This is part 2 of a series on SQL Anti Patterns, by Bill Karwin:
Part 1: Jaywalking can be found here
Chapter 3. Naive Trees
How would you store and query a hierarchy? Usually, when we think of parent-child relationships, we know that that we need to join the parents to the children through a key. This works fine for 1-level relationships but breaks down the deeper you need to dive into the descendents.
When you have a table of rows that track immediate ancestors, when you join it to itself, you can get the children. Join it to itself again and you can also get the grandchildren. With each successive generation, you would need another join. This not only means you would need to know the depth up front (a user can’t ask for “all”), but your SQL will balloon in size and complexity quickly. This type of table is called an Adjacency List.
Not only are Adjacency Lists difficult to query, they are hard to maintain. Moving around non-leaf nodes or deleting descendants becomes a multi-query operation that is slow and error prone. Triggers and foreign keys with cascade actions can help, but may not fit every situation you need.
Karwin suggests 3 alternatives to Adjacency Lists, they may be more complex but they make some queries easier to execute.
Path Enumeration uses a string to store the ancestors of a node. When I first read this, I thought it violated AntiPattern #1 “Jaywalking.” You want me to store character separated ancestor values in a column!? I sputtered and sat dumbfounded. Then I thought about it some more. This is not storing multiple values, it’s one whole path. The path is the single value even if it is composed of parts. Karwin uses the UNIX file path as an example of a slash-delimited string of directories. A drawback of Path Enumeration is that you have to manage the paths yourself and the database is unable to enforce integrity.
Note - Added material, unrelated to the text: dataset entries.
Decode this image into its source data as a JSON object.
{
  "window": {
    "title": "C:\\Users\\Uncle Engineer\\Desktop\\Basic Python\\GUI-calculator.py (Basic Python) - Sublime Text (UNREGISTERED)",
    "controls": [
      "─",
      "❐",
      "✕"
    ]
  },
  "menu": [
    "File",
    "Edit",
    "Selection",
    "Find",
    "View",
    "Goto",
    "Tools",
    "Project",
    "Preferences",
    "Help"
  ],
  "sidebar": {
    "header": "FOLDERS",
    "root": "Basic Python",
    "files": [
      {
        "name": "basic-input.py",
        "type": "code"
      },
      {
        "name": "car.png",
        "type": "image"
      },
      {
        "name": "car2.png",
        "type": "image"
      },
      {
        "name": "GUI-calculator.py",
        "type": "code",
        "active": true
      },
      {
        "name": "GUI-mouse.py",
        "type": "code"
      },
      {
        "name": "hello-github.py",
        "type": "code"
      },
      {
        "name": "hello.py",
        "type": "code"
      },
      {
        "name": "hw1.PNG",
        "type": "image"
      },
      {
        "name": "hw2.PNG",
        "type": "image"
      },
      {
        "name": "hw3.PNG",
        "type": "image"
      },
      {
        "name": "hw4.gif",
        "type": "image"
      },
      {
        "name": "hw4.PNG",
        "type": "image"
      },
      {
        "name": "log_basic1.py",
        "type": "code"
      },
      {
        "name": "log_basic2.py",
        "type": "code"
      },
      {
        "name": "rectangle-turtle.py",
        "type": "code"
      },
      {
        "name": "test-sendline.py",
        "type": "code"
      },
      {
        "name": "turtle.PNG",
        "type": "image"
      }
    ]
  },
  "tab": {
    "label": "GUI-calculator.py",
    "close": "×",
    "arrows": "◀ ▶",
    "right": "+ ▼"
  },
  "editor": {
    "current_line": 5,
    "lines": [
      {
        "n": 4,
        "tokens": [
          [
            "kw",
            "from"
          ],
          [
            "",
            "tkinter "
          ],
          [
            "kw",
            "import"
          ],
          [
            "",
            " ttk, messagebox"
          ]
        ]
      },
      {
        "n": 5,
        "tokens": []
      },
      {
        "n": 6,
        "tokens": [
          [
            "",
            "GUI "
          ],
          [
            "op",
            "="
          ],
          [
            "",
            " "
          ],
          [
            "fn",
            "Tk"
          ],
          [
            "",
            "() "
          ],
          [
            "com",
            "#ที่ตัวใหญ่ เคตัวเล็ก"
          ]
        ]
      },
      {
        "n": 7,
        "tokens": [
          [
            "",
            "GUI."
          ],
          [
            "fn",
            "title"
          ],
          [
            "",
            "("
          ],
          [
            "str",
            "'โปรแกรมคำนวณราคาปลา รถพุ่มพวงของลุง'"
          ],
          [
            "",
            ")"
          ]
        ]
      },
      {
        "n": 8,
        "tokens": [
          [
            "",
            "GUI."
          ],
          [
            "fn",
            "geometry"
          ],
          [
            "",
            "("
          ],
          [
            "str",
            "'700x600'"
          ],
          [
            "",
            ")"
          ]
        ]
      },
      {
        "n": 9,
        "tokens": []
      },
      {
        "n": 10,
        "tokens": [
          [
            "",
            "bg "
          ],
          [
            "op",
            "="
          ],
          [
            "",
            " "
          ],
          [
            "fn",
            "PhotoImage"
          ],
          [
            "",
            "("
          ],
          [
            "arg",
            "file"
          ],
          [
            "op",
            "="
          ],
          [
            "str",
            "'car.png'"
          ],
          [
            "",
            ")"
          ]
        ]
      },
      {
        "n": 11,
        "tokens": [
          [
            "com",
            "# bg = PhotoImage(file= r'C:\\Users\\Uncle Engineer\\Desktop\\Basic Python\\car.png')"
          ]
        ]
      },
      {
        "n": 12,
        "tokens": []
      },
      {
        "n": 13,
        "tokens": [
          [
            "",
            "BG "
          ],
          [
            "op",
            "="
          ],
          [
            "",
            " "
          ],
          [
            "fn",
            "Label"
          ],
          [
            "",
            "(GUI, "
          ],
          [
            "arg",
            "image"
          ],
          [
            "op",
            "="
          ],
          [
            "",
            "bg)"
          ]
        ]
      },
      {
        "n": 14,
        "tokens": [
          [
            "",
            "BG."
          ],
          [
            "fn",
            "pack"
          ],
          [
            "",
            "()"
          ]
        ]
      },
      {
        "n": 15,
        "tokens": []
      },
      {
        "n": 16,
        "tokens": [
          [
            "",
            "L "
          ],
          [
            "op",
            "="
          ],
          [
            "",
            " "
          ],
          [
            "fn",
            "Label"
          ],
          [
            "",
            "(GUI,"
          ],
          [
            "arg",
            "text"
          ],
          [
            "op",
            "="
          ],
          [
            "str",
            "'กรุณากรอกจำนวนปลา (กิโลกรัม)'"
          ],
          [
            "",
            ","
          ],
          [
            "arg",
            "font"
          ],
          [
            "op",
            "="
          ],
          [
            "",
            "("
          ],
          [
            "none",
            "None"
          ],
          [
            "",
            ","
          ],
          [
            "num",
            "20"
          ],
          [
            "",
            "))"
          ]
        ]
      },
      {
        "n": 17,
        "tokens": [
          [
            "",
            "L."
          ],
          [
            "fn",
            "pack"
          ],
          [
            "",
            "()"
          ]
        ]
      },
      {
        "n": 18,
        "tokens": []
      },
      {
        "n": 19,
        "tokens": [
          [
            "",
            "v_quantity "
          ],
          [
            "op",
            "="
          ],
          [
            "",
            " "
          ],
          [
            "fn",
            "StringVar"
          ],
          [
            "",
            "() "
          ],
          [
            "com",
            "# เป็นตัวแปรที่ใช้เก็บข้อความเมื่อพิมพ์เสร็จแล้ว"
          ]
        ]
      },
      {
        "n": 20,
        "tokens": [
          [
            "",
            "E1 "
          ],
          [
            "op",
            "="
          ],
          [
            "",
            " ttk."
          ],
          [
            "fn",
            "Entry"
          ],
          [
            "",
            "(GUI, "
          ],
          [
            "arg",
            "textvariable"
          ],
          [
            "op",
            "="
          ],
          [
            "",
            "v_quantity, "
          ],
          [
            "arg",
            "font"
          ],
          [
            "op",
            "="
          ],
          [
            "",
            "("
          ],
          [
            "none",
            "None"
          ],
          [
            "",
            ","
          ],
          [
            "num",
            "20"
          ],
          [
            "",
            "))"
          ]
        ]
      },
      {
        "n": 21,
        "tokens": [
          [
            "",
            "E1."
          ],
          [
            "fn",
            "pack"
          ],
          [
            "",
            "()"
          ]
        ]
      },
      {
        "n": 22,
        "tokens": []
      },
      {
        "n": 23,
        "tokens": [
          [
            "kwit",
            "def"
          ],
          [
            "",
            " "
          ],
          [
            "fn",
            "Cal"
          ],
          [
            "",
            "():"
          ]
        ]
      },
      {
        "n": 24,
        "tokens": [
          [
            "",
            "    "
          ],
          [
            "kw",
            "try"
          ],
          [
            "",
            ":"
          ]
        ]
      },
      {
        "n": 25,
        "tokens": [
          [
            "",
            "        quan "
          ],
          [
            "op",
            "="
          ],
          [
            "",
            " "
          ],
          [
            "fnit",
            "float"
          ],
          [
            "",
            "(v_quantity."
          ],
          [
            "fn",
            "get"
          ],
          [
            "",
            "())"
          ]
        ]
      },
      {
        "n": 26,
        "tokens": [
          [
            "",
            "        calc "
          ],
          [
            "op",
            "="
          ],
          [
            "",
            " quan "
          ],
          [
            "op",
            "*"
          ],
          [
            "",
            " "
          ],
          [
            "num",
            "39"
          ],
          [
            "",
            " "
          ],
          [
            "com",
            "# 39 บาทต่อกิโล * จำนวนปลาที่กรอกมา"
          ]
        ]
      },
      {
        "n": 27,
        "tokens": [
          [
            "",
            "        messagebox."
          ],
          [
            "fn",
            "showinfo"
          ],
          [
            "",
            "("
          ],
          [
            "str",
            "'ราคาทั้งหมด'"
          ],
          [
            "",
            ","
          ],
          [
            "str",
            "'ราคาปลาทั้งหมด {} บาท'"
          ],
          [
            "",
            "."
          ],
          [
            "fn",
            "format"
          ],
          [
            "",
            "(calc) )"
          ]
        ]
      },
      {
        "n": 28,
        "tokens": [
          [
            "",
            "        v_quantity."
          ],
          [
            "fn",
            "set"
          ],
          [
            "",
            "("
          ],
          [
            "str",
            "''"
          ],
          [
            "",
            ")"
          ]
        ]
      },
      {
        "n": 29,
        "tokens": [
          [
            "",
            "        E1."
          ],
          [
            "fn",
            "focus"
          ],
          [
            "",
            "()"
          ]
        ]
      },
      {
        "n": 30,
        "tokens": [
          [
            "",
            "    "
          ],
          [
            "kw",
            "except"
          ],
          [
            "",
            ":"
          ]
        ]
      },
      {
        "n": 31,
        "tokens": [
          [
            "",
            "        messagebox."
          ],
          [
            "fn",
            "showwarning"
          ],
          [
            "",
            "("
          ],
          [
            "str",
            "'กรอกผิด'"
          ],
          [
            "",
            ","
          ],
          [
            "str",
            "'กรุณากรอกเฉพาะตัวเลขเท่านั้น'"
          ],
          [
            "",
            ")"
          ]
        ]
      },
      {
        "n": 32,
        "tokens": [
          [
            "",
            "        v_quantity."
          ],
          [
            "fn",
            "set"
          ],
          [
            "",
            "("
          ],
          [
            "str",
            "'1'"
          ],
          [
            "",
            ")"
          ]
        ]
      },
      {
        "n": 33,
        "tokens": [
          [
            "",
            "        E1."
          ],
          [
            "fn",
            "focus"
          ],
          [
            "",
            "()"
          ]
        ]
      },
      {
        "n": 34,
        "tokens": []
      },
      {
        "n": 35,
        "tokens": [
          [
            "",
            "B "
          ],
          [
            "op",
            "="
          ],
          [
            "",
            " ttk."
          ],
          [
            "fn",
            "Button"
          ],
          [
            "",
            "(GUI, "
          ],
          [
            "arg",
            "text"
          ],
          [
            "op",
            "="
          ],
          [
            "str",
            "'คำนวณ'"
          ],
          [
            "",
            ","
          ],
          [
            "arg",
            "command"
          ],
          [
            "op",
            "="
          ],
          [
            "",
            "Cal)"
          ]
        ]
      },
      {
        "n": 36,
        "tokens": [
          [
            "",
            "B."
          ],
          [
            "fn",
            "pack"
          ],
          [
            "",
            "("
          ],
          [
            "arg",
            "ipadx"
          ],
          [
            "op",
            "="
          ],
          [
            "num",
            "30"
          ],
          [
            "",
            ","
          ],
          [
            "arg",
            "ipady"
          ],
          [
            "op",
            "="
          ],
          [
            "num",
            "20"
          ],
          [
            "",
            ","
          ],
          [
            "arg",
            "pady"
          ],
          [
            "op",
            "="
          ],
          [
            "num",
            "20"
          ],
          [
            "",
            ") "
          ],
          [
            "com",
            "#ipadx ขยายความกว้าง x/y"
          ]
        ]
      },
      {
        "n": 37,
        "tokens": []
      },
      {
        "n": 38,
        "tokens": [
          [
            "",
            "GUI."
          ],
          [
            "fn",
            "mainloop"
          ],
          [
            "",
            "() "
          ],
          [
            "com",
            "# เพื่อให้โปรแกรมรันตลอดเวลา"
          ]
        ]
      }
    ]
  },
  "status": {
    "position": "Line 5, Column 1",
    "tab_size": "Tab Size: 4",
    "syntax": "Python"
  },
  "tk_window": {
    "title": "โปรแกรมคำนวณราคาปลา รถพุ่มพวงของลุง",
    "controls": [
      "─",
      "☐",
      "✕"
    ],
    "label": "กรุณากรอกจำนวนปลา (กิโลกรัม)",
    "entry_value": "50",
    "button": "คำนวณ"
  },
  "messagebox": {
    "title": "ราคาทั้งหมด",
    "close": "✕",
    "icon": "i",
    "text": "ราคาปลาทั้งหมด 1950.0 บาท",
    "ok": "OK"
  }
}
Nested Sets, seems to combine double-linked lists and binary trees. Each node of the hierarchy gets two fields to denote its place in the tree. The first field notes the nodes placement as you descend the left branch of the tree. The second tracks its distance as it rises up the branches. Karwin provides a great illustration (Figure 3.3) that expresses this. When you trace back up to the root and descend into another branch, the left (older sibling) branch’s second (ascending) node list is the starting point of the first (descending) node list of the new branch. To select a set you only need to join the table on itself once and query the node fields using a BETWEEN clause to find the entire set of ancestors or children you are searching for.
There are some drawbacks of the Nested Set design worth considering. It can be harder to get immediate ancestors and children of a node than the Adjacency List model. Maintenance of the tree is a bit more complex, moving and inserting a new node may require the recalculation of the placement fields not only of all the children, but a node’s siblings as well. It is better to use the Nested Set model when you will be querying for sub-trees than individual nodes of the trees. I would use the Nested Sets model on OLAP tables where I won’t be having a barrage of inserts that would bring an OLTP application to a crawl.
The Closure Table approach separates the hierarchy from the elements themselves. A table is created to store the ancestors and descendents of elements using foreign keys and a row defining every ancestor/descendent relationship across all levels. Because the path information is no longer tied to the data itself it makes managing the sets easier and queries quicker to resolve.
The number of records stored in the table can explode with many deep relationships but these rows are often only two columns wide and consist of ids to your data. For every new item you insert a self-referencing row into the closure table, then you insert a row that references the new row and every ancestor to that row.
The pattern you use should always be based on the needs and constraints of the problem you are trying to solve. As a software developer the Adjacency List is intuitive and simple. Back when I had to create cross-tab reports across demographics I can appreciate the utility of Nested Sets. But as a DBA I like how the Closure Table models the relationship and keeps that relationship separate from the entities themselves.